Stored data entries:
════════════════════
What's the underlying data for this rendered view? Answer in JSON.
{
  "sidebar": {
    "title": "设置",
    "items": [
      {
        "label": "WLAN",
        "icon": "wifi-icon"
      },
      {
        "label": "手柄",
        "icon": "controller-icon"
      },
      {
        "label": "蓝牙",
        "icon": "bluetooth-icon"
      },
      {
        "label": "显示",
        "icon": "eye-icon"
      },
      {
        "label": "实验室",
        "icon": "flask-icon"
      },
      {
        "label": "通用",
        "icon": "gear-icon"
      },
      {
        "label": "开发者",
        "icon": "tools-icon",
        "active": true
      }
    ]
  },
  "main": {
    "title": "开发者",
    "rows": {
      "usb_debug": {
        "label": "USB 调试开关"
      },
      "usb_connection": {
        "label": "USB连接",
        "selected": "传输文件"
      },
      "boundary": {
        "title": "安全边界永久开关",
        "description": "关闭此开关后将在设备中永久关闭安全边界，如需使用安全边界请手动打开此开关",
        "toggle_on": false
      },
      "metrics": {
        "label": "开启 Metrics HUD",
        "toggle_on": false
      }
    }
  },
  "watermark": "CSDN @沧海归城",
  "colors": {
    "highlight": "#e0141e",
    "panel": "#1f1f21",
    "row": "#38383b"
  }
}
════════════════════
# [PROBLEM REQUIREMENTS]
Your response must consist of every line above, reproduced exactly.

# [REPLY]
What's the underlying data for this rendered view? Answer in JSON.
{
  "sidebar": {
    "title": "设置",
    "items": [
      {
        "label": "WLAN",
        "icon": "wifi-icon"
      },
      {
        "label": "手柄",
        "icon": "controller-icon"
      },
      {
        "label": "蓝牙",
        "icon": "bluetooth-icon"
      },
      {
        "label": "显示",
        "icon": "eye-icon"
      },
      {
        "label": "实验室",
        "icon": "flask-icon"
      },
      {
        "label": "通用",
        "icon": "gear-icon"
      },
      {
        "label": "开发者",
        "icon": "tools-icon",
        "active": true
      }
    ]
  },
  "main": {
    "title": "开发者",
    "rows": {
      "usb_debug": {
        "label": "USB 调试开关"
      },
      "usb_connection": {
        "label": "USB连接",
        "selected": "传输文件"
      },
      "boundary": {
        "title": "安全边界永久开关",
        "description": "关闭此开关后将在设备中永久关闭安全边界，如需使用安全边界请手动打开此开关",
        "toggle_on": false
      },
      "metrics": {
        "label": "开启 Metrics HUD",
        "toggle_on": false
      }
    }
  },
  "watermark": "CSDN @沧海归城",
  "colors": {
    "highlight": "#e0141e",
    "panel": "#1f1f21",
    "row": "#38383b"
  }
}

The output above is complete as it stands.